Television can be a fickle business driven by the ever changing appetite of the audience. A show or personality that is a hit one year, can become tired and unpopular as new tastes and trends emerge.
In the summer of 2016, Megyn Kelly’s image was solidified when she asked the candidate Donald Trump about his history with women. In one moment, she doubled down on her brand of being a tough, but fair former attorney, who was unafraid to ask the hard and pointed questions. Her moment in the media spotlight led to a tumultuous year which included death threats, 24-7 protection, a highly elevated persona, and finally a best-selling memoir Settle for More and a reported $17 million dollar contract with NBC.

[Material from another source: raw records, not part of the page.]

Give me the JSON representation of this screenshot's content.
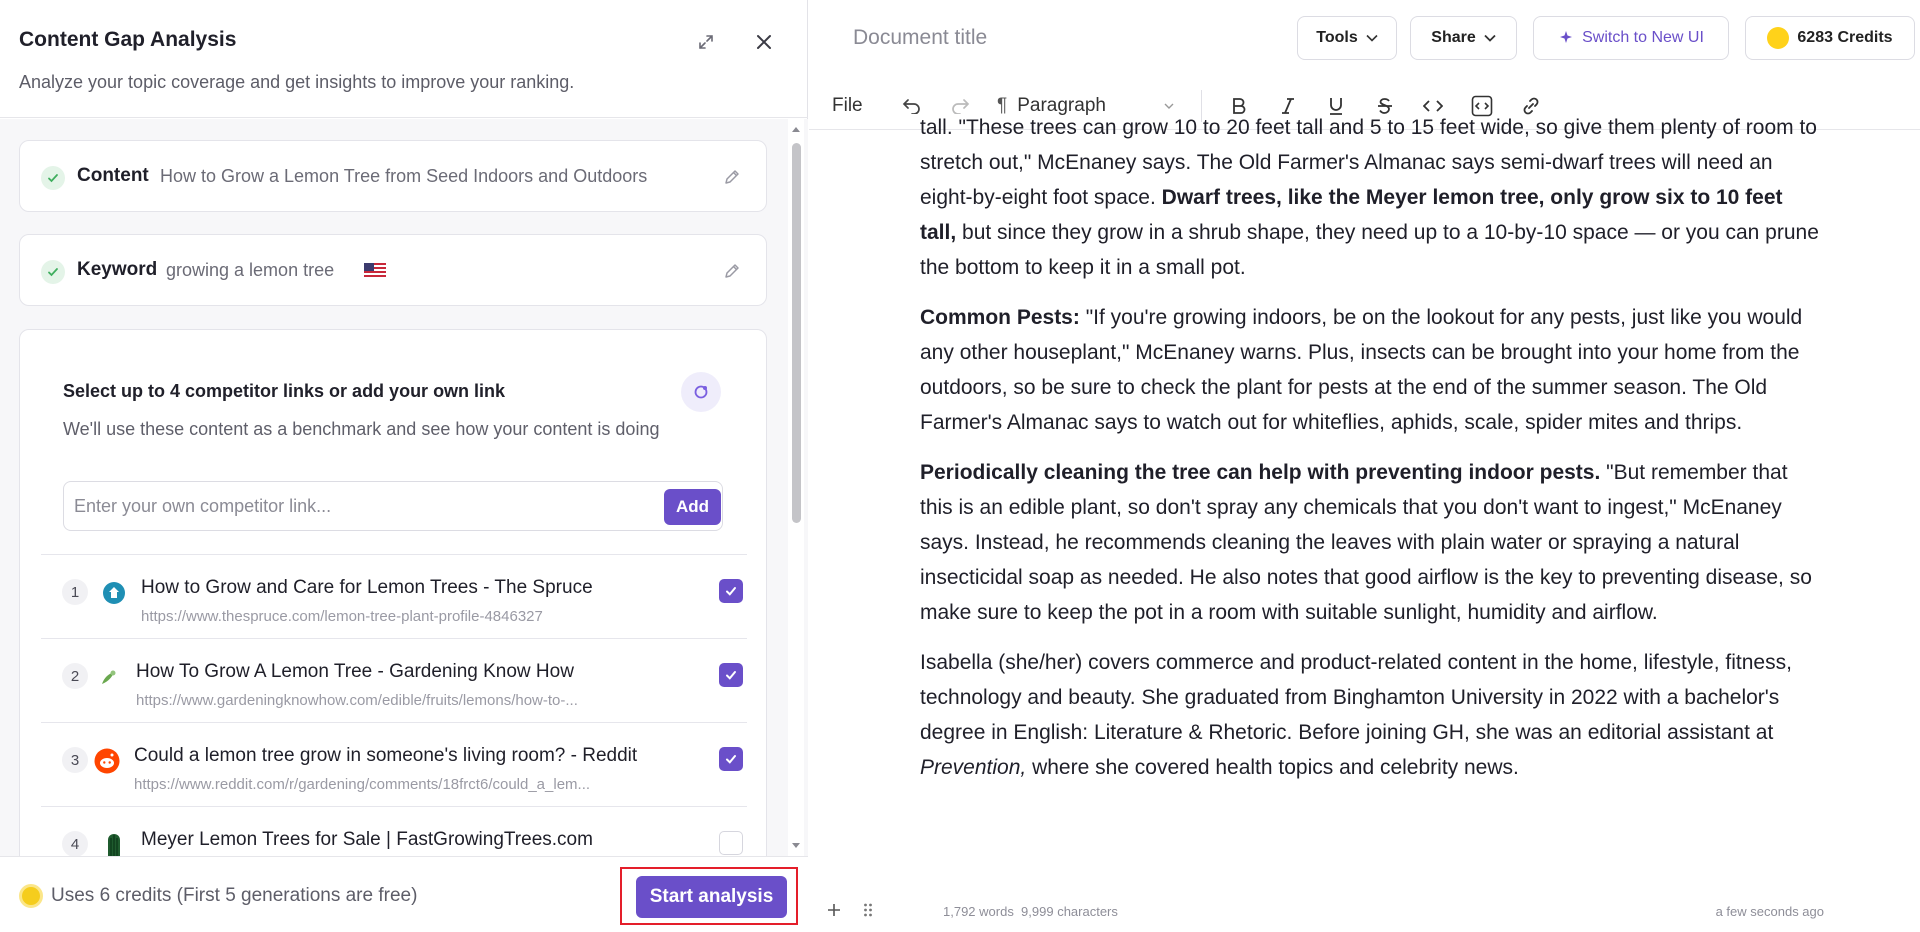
{
  "panel": {
    "title": "Content Gap Analysis",
    "subtitle": "Analyze your topic coverage and get insights to improve your ranking.",
    "content_label": "Content",
    "content_value": "How to Grow a Lemon Tree from Seed Indoors and Outdoors",
    "keyword_label": "Keyword",
    "keyword_value": "growing a lemon tree",
    "keyword_flag": "us-flag-icon"
  },
  "competitors": {
    "title": "Select up to 4 competitor links or add your own link",
    "description": "We'll use these content as a benchmark and see how your content is doing",
    "input_placeholder": "Enter your own competitor link...",
    "add_label": "Add",
    "items": [
      {
        "num": "1",
        "title": "How to Grow and Care for Lemon Trees - The Spruce",
        "url": "https://www.thespruce.com/lemon-tree-plant-profile-4846327",
        "checked": true,
        "icon": "spruce-icon"
      },
      {
        "num": "2",
        "title": "How To Grow A Lemon Tree - Gardening Know How",
        "url": "https://www.gardeningknowhow.com/edible/fruits/lemons/how-to-...",
        "checked": true,
        "icon": "gardening-know-how-icon"
      },
      {
        "num": "3",
        "title": "Could a lemon tree grow in someone's living room? - Reddit",
        "url": "https://www.reddit.com/r/gardening/comments/18frct6/could_a_lem...",
        "checked": true,
        "icon": "reddit-icon"
      },
      {
        "num": "4",
        "title": "Meyer Lemon Trees for Sale | FastGrowingTrees.com",
        "url": "",
        "checked": false,
        "icon": "fast-growing-trees-icon"
      }
    ]
  },
  "footer": {
    "credits_note": "Uses 6 credits (First 5 generations are free)",
    "start_label": "Start analysis"
  },
  "editor": {
    "doc_title": "Document title",
    "tools_label": "Tools",
    "share_label": "Share",
    "new_ui_label": "Switch to New UI",
    "credits_label": "6283 Credits",
    "file_label": "File",
    "paragraph_label": "Paragraph",
    "p1_top": "tall. \"These trees can grow 10 to 20 feet tall and 5 to 15 feet wide, so give them plenty of room to stretch out,\" McEnaney says. The Old Farmer's Almanac says semi-dwarf trees will need an eight-by-eight foot space. ",
    "p1_bold": "Dwarf trees, like the Meyer lemon tree, only grow six to 10 feet tall,",
    "p1_rest": " but since they grow in a shrub shape, they need up to a 10-by-10 space — or you can prune the bottom to keep it in a small pot.",
    "p2_bold": "Common Pests:",
    "p2_rest": " \"If you're growing indoors, be on the lookout for any pests, just like you would any other houseplant,\" McEnaney warns. Plus, insects can be brought into your home from the outdoors, so be sure to check the plant for pests at the end of the summer season. The Old Farmer's Almanac says to watch out for whiteflies, aphids, scale, spider mites and thrips.",
    "p3_bold": "Periodically cleaning the tree can help with preventing indoor pests.",
    "p3_rest": " \"But remember that this is an edible plant, so don't spray any chemicals that you don't want to ingest,\" McEnaney says. Instead, he recommends cleaning the leaves with plain water or spraying a natural insecticidal soap as needed. He also notes that good airflow is the key to preventing disease, so make sure to keep the pot in a room with suitable sunlight, humidity and airflow.",
    "p4_start": "Isabella (she/her) covers commerce and product-related content in the home, lifestyle, fitness, technology and beauty. She graduated from Binghamton University in 2022 with a bachelor's degree in English: Literature & Rhetoric. Before joining GH, she was an editorial assistant at ",
    "p4_italic": "Prevention,",
    "p4_end": " where she covered health topics and celebrity news.",
    "word_count": "1,792 words  9,999 characters",
    "saved_time": "a few seconds ago"
  },
  "colors": {
    "accent": "#6a4fc9",
    "highlight_box": "#e41e2a",
    "coin": "#f5cd1d"
  }
}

The enforced gap between her last day at FOX News and her first day at NBC gave Megyn Kelly a rare opportunity to take stock and plan her next move to expand her audience and her appeal.
However it was there that cracks began to emerge. In her first major NBC appearance, an interview with Vladimir Putin on “Sunday Night with Megyn Kelly,” her reputation as a tough questioner took a hit when the Russian leader refused to directly answer her questions, even dismissing one by condescendingly asking, “Do you even understand what you’re asking, or not?” While the ratings for the interview were strong, the reviews were not.
Things got worse when her show “Megyn Kelly TODAY” made its debut September 25 and she took a radical turn away from the traits that made her a star, even going so far as to say “I am kind of done with politics for now.” In ensuing shows, at some moments she asked questions that were too tough to celebrities like Jane Fonda and at other moments appearing too soft, including an unfortunate dancing episode.
Megyn Kelly’s example has lessons for anyone considering changing their brand.
- Evaluate your audience – President Donald Trump’s time in office has increased the public’s appetite for talking about politics. Megyn Kelly possibly chose the worst time to reject political discourse. Another example of misunderstanding the audience is when British Petroleum changed its logo to one resembling a sun. It creates an unintentional link to solar energy, which is as far from British Petroleum’s brand as you can get.
- Don’t abandon what brought you success – When you stray too far from your brand, it can alienate your fans. Megyn Kelly’s radical change in tone and insistence that this is the real her, makes people question her personal integrity. If she was playing a role for the audience of FOX News, who is to say she’s not acting again for the sake of improving her ratings? Kentucky Fried Chicken had to bring back the folksy Colonel Sanders after its fortunes dropped when it changed its name to
- Figure out who you are and be that – Instead of trying to channel her inner Oprah / Ellen, Megyn Kelly is better off celebrating what makes her different from them. She’s a working mother and attorney who put herself through law school teaching aerobic classes. Many people (including the all-female team here at Teak Media) can relate to the work life balance challenges she faces each day. She could also capitalize on her knowledge of the law and politics to build meaningful, yet fluff-free segments. LL Bean is currently winning kudos for its “Be an Outsider” campaign that celebrates the company’s outdoorsy image instead of trying to change it.
Megyn Kelly’s show has been on the air for less than two months. By going with her strengths, showing she understands the market and embracing the qualities that made her a star, there is still time for her to turn things around, if she is wise enough to realize it.